→ **Aim of the task**:
The lines you return should be those containing the string "this", taken from the data below.

→ **Dataset**:
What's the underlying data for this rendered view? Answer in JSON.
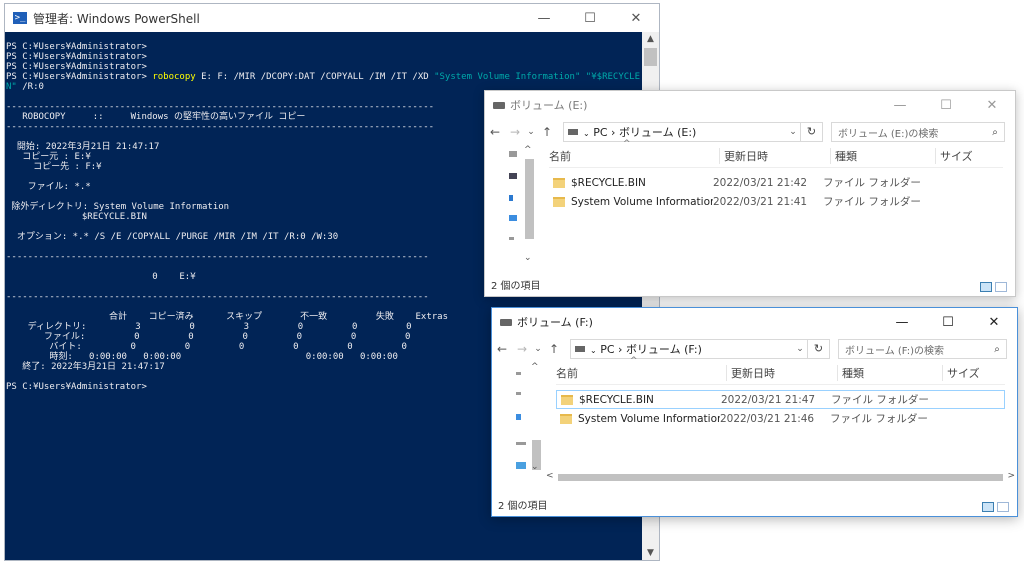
{
  "powershell": {
    "title": "管理者: Windows PowerShell",
    "icon": "powershell-icon",
    "controls": {
      "minimize": "—",
      "maximize": "☐",
      "close": "✕"
    },
    "prompt_lines": [
      "PS C:¥Users¥Administrator>",
      "PS C:¥Users¥Administrator>",
      "PS C:¥Users¥Administrator>"
    ],
    "command_prompt": "PS C:¥Users¥Administrator> ",
    "command_name": "robocopy",
    "command_args": " E: F: /MIR /DCOPY:DAT /COPYALL /IM /IT /XD ",
    "command_str": "\"System Volume Information\" \"¥$RECYCLE.BI",
    "command_wrap_str": "N\"",
    "command_wrap_rest": " /R:0",
    "output": [
      "",
      "-------------------------------------------------------------------------------",
      "   ROBOCOPY     ::     Windows の堅牢性の高いファイル コピー",
      "-------------------------------------------------------------------------------",
      "",
      "  開始: 2022年3月21日 21:47:17",
      "   コピー元 : E:¥",
      "     コピー先 : F:¥",
      "",
      "    ファイル: *.*",
      "",
      " 除外ディレクトリ: System Volume Information",
      "              $RECYCLE.BIN",
      "",
      "  オプション: *.* /S /E /COPYALL /PURGE /MIR /IM /IT /R:0 /W:30",
      "",
      "------------------------------------------------------------------------------",
      "",
      "                           0    E:¥",
      "",
      "------------------------------------------------------------------------------",
      "",
      "                   合計    コピー済み      スキップ       不一致         失敗    Extras",
      "    ディレクトリ:         3         0         3         0         0         0",
      "       ファイル:         0         0         0         0         0         0",
      "        バイト:         0         0         0         0         0         0",
      "        時刻:   0:00:00   0:00:00                       0:00:00   0:00:00",
      "   終了: 2022年3月21日 21:47:17",
      "",
      "PS C:¥Users¥Administrator>"
    ]
  },
  "explorer_e": {
    "title": "ボリューム (E:)",
    "path_pc": "PC",
    "path_sep": "›",
    "path_drive": "ボリューム (E:)",
    "search_placeholder": "ボリューム (E:)の検索",
    "columns": {
      "name": "名前",
      "date": "更新日時",
      "type": "種類",
      "size": "サイズ"
    },
    "items": [
      {
        "name": "$RECYCLE.BIN",
        "date": "2022/03/21 21:42",
        "type": "ファイル フォルダー"
      },
      {
        "name": "System Volume Information",
        "date": "2022/03/21 21:41",
        "type": "ファイル フォルダー"
      }
    ],
    "status": "2 個の項目"
  },
  "explorer_f": {
    "title": "ボリューム (F:)",
    "path_pc": "PC",
    "path_sep": "›",
    "path_drive": "ボリューム (F:)",
    "search_placeholder": "ボリューム (F:)の検索",
    "columns": {
      "name": "名前",
      "date": "更新日時",
      "type": "種類",
      "size": "サイズ"
    },
    "items": [
      {
        "name": "$RECYCLE.BIN",
        "date": "2022/03/21 21:47",
        "type": "ファイル フォルダー"
      },
      {
        "name": "System Volume Information",
        "date": "2022/03/21 21:46",
        "type": "ファイル フォルダー"
      }
    ],
    "status": "2 個の項目"
  },
  "nav": {
    "back": "←",
    "forward": "→",
    "recent": "⌄",
    "up": "↑",
    "refresh": "↻",
    "dropdown": "⌄",
    "search_icon": "⌕"
  },
  "colors": {
    "console_bg": "#012456",
    "console_fg": "#eeedf0",
    "command": "#ffff00",
    "string": "#00aaaa"
  }
}
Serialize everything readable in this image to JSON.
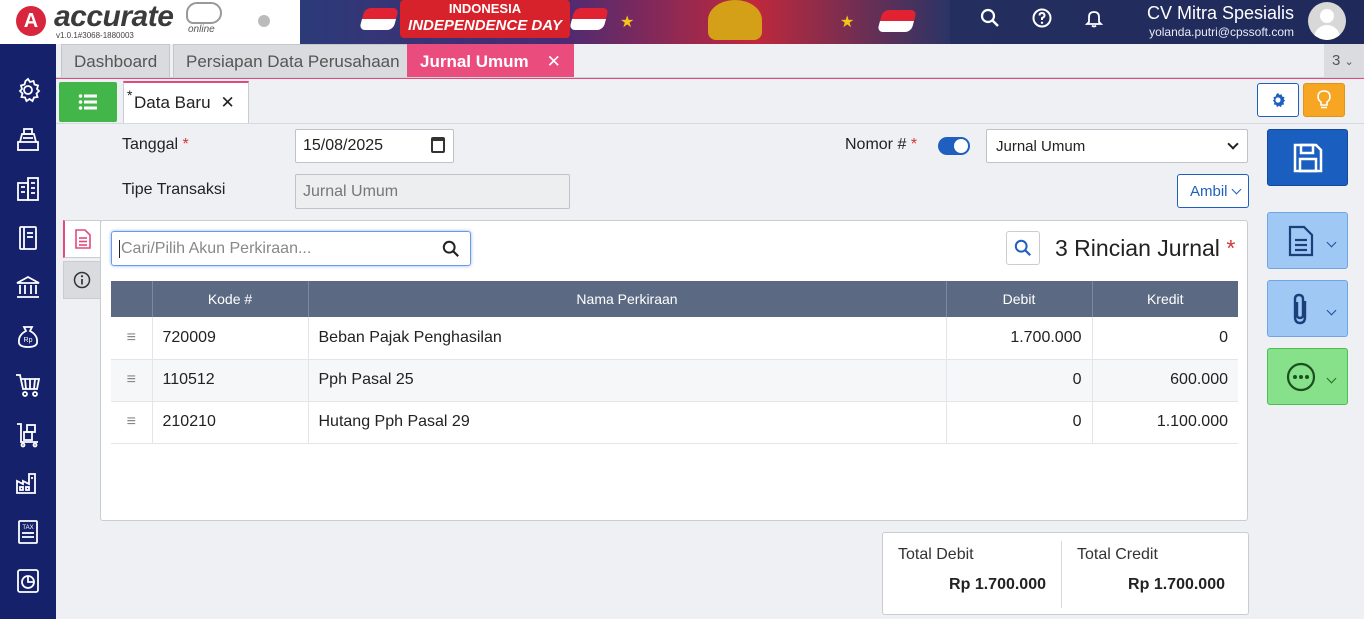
{
  "app": {
    "logo_text": "accurate",
    "logo_sub": "online",
    "version": "v1.0.1#3068-1880003",
    "banner_line1": "INDONESIA",
    "banner_line2": "INDEPENDENCE DAY"
  },
  "header": {
    "company_name": "CV Mitra Spesialis",
    "user_email": "yolanda.putri@cpssoft.com",
    "icons": [
      "search-icon",
      "help-icon",
      "bell-icon",
      "user-avatar"
    ]
  },
  "sidebar": {
    "items": [
      "settings-icon",
      "cash-register-icon",
      "buildings-icon",
      "book-icon",
      "bank-icon",
      "money-bag-icon",
      "cart-icon",
      "inventory-icon",
      "factory-icon",
      "tax-icon",
      "report-icon"
    ]
  },
  "tabs": [
    {
      "label": "Dashboard",
      "active": false
    },
    {
      "label": "Persiapan Data Perusahaan",
      "active": false
    },
    {
      "label": "Jurnal Umum",
      "active": true
    }
  ],
  "tab_count": "3",
  "subtab": {
    "marker": "*",
    "label": "Data Baru"
  },
  "form": {
    "tanggal_label": "Tanggal",
    "tanggal_value": "15/08/2025",
    "tipe_label": "Tipe Transaksi",
    "tipe_value": "Jurnal Umum",
    "nomor_label": "Nomor #",
    "nomor_select": "Jurnal Umum",
    "ambil_label": "Ambil",
    "required_mark": "*"
  },
  "grid": {
    "search_placeholder": "Cari/Pilih Akun Perkiraan...",
    "title": "3 Rincian Jurnal",
    "columns": [
      "Kode #",
      "Nama Perkiraan",
      "Debit",
      "Kredit"
    ],
    "rows": [
      {
        "kode": "720009",
        "nama": "Beban Pajak Penghasilan",
        "debit": "1.700.000",
        "kredit": "0"
      },
      {
        "kode": "110512",
        "nama": "Pph Pasal 25",
        "debit": "0",
        "kredit": "600.000"
      },
      {
        "kode": "210210",
        "nama": "Hutang Pph Pasal 29",
        "debit": "0",
        "kredit": "1.100.000"
      }
    ]
  },
  "totals": {
    "debit_label": "Total Debit",
    "debit_value": "Rp 1.700.000",
    "credit_label": "Total Credit",
    "credit_value": "Rp 1.700.000"
  },
  "colors": {
    "sidebar": "#15226b",
    "accent_pink": "#ea4c7d",
    "primary_blue": "#1a5fc0",
    "green": "#43b649"
  }
}
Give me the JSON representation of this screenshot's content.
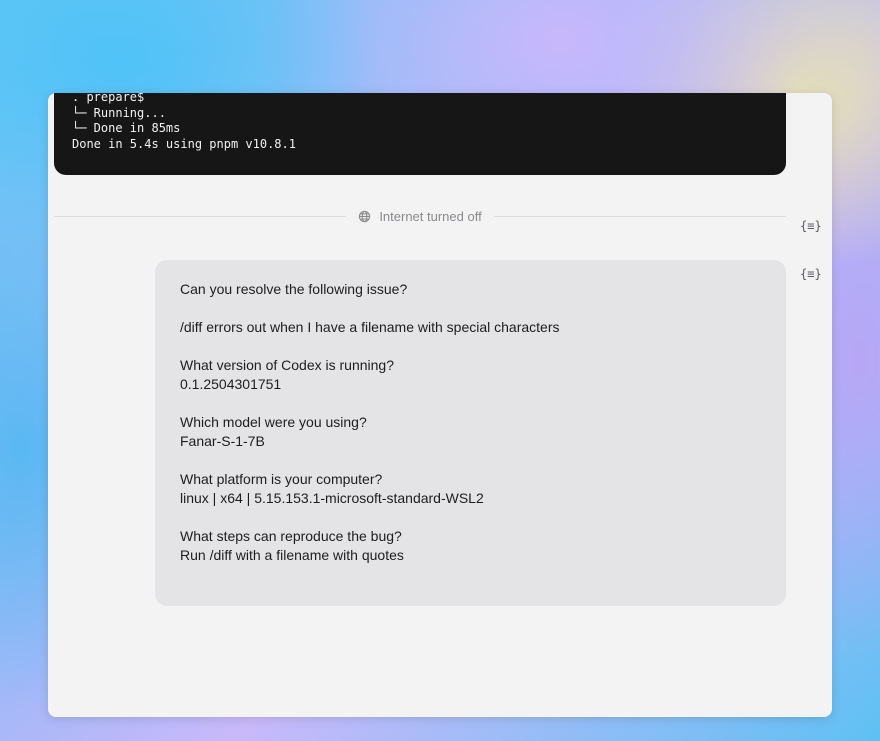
{
  "terminal": {
    "lines": [
      ". prepare$",
      "└─ Running...",
      "└─ Done in 85ms",
      "Done in 5.4s using pnpm v10.8.1"
    ]
  },
  "divider": {
    "icon": "globe-icon",
    "label": "Internet turned off"
  },
  "side_icons": {
    "glyph": "{≡}",
    "icon": "json-braces-icon"
  },
  "message": {
    "paragraphs": [
      [
        "Can you resolve the following issue?"
      ],
      [
        "/diff errors out when I have a filename with special characters"
      ],
      [
        "What version of Codex is running?",
        "0.1.2504301751"
      ],
      [
        "Which model were you using?",
        "Fanar-S-1-7B"
      ],
      [
        "What platform is your computer?",
        "linux | x64 | 5.15.153.1-microsoft-standard-WSL2"
      ],
      [
        "What steps can reproduce the bug?",
        "Run /diff with a filename with quotes"
      ]
    ]
  }
}
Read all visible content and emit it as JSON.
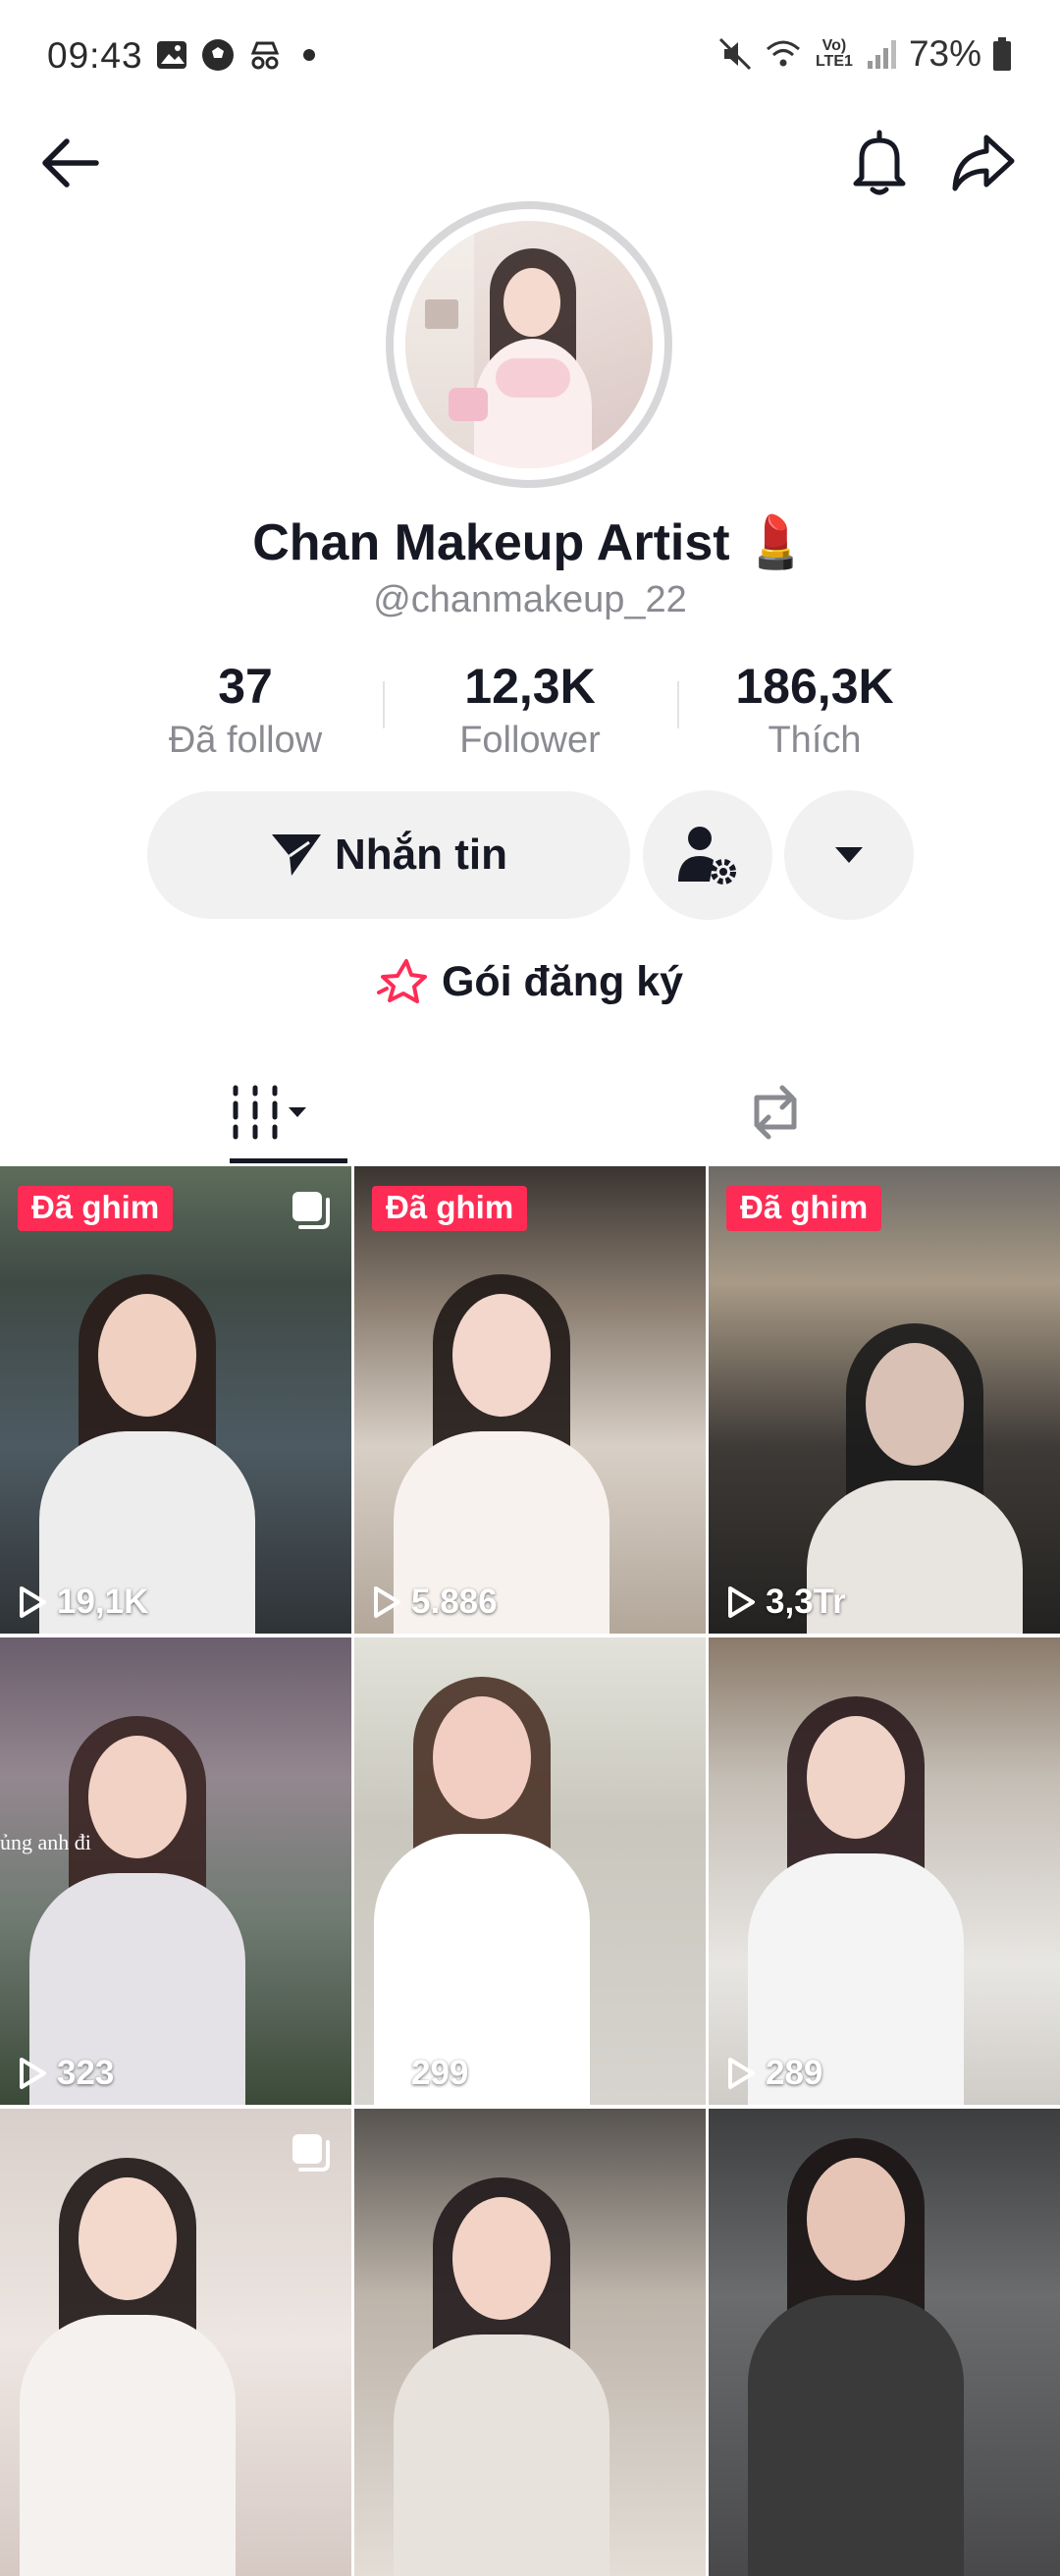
{
  "status_bar": {
    "time": "09:43",
    "network_label": "Vo) LTE1",
    "battery": "73%"
  },
  "header": {
    "back_icon": "arrow-left-icon",
    "bell_icon": "bell-icon",
    "share_icon": "share-arrow-icon"
  },
  "profile": {
    "display_name": "Chan Makeup Artist 💄",
    "username": "@chanmakeup_22"
  },
  "stats": [
    {
      "value": "37",
      "label": "Đã follow"
    },
    {
      "value": "12,3K",
      "label": "Follower"
    },
    {
      "value": "186,3K",
      "label": "Thích"
    }
  ],
  "actions": {
    "message_label": "Nhắn tin",
    "add_friend_icon": "person-settings-icon",
    "more_icon": "caret-down-icon"
  },
  "subscription": {
    "label": "Gói đăng ký",
    "icon": "star-outline-icon",
    "accent": "#fe2c55"
  },
  "tabs": [
    {
      "name": "videos-grid",
      "icon": "grid-bars-icon",
      "active": true
    },
    {
      "name": "reposts",
      "icon": "repost-icon",
      "active": false
    }
  ],
  "videos": [
    {
      "pinned": true,
      "pin_label": "Đã ghim",
      "views": "19,1K",
      "multi": true
    },
    {
      "pinned": true,
      "pin_label": "Đã ghim",
      "views": "5.886",
      "multi": false
    },
    {
      "pinned": true,
      "pin_label": "Đã ghim",
      "views": "3,3Tr",
      "multi": false
    },
    {
      "pinned": false,
      "pin_label": "",
      "views": "323",
      "multi": false,
      "overlay_text": "ủng anh đi"
    },
    {
      "pinned": false,
      "pin_label": "",
      "views": "299",
      "multi": false
    },
    {
      "pinned": false,
      "pin_label": "",
      "views": "289",
      "multi": false
    },
    {
      "pinned": false,
      "pin_label": "",
      "views": "",
      "multi": true
    },
    {
      "pinned": false,
      "pin_label": "",
      "views": "",
      "multi": false
    },
    {
      "pinned": false,
      "pin_label": "",
      "views": "",
      "multi": false
    }
  ],
  "colors": {
    "primary_text": "#161823",
    "secondary_text": "#8a8b91",
    "button_bg": "#f1f1f2",
    "pin_badge": "#fe2c55"
  }
}
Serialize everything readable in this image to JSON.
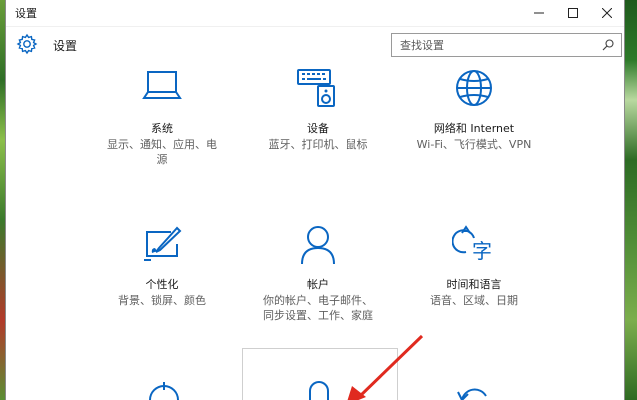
{
  "window": {
    "title": "设置"
  },
  "header": {
    "title": "设置"
  },
  "search": {
    "placeholder": "查找设置"
  },
  "tiles": [
    {
      "name": "系统",
      "desc1": "显示、通知、应用、电",
      "desc2": "源"
    },
    {
      "name": "设备",
      "desc1": "蓝牙、打印机、鼠标",
      "desc2": ""
    },
    {
      "name": "网络和 Internet",
      "desc1": "Wi-Fi、飞行模式、VPN",
      "desc2": ""
    },
    {
      "name": "个性化",
      "desc1": "背景、锁屏、颜色",
      "desc2": ""
    },
    {
      "name": "帐户",
      "desc1": "你的帐户、电子邮件、",
      "desc2": "同步设置、工作、家庭"
    },
    {
      "name": "时间和语言",
      "desc1": "语音、区域、日期",
      "desc2": ""
    }
  ],
  "colors": {
    "accent": "#0a66c2",
    "arrow": "#e02a1f"
  }
}
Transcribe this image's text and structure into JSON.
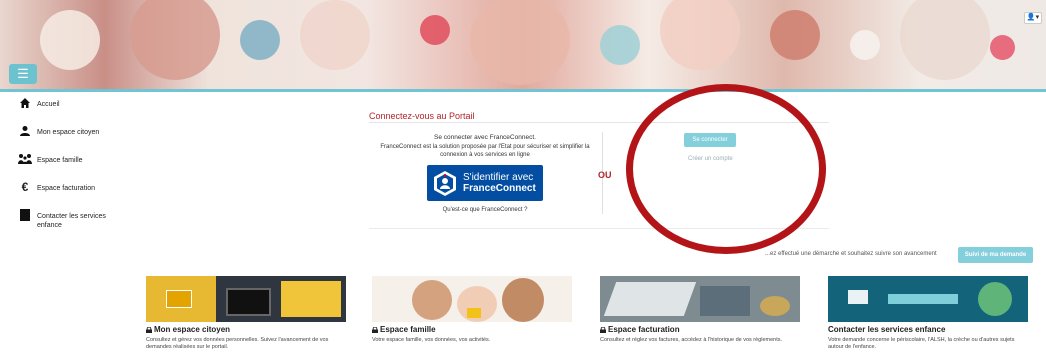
{
  "banner": {
    "menu_icon": "hamburger-icon",
    "user_icon": "user-icon"
  },
  "user_menu_label": "▾",
  "sidebar": {
    "items": [
      {
        "label": "Accueil",
        "icon": "home-icon"
      },
      {
        "label": "Mon espace citoyen",
        "icon": "user-icon"
      },
      {
        "label": "Espace famille",
        "icon": "family-icon"
      },
      {
        "label": "Espace facturation",
        "icon": "euro-icon"
      },
      {
        "label": "Contacter les services enfance",
        "icon": "contact-icon"
      }
    ]
  },
  "login": {
    "title": "Connectez-vous au Portail",
    "fc_title": "Se connecter avec FranceConnect.",
    "fc_desc": "FranceConnect est la solution proposée par l'Etat pour sécuriser et simplifier la connexion à vos services en ligne",
    "fc_button_line1": "S'identifier avec",
    "fc_button_line2": "FranceConnect",
    "fc_link": "Qu'est-ce que FranceConnect ?",
    "or_label": "OU",
    "connect_button": "Se connecter",
    "create_account": "Créer un compte"
  },
  "follow": {
    "text": "...ez effectué une démarche et souhaitez suivre son avancement",
    "button": "Suivi de ma demande"
  },
  "cards": [
    {
      "title": "Mon espace citoyen",
      "desc": "Consultez et gérez vos données personnelles. Suivez l'avancement de vos demandes réalisées sur le portail.",
      "locked": true
    },
    {
      "title": "Espace famille",
      "desc": "Votre espace famille, vos données, vos activités.",
      "locked": true
    },
    {
      "title": "Espace facturation",
      "desc": "Consultez et réglez vos factures, accédez à l'historique de vos règlements.",
      "locked": true
    },
    {
      "title": "Contacter les services enfance",
      "desc": "Votre demande concerne le périscolaire, l'ALSH, la crèche ou d'autres sujets autour de l'enfance.",
      "locked": false
    }
  ],
  "colors": {
    "accent": "#6cc3cf",
    "title_red": "#b3242c",
    "fc_blue": "#034ea2",
    "annotation_red": "#b31418"
  }
}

→ **Solved exercise**:
What's the underlying data for this rendered view? Answer in JSON.
Serialize everything readable in this image to JSON.
Give me the JSON representation of this screenshot's content.
Serialize everything readable in this image to JSON.
Transcribe this image's text and structure into JSON.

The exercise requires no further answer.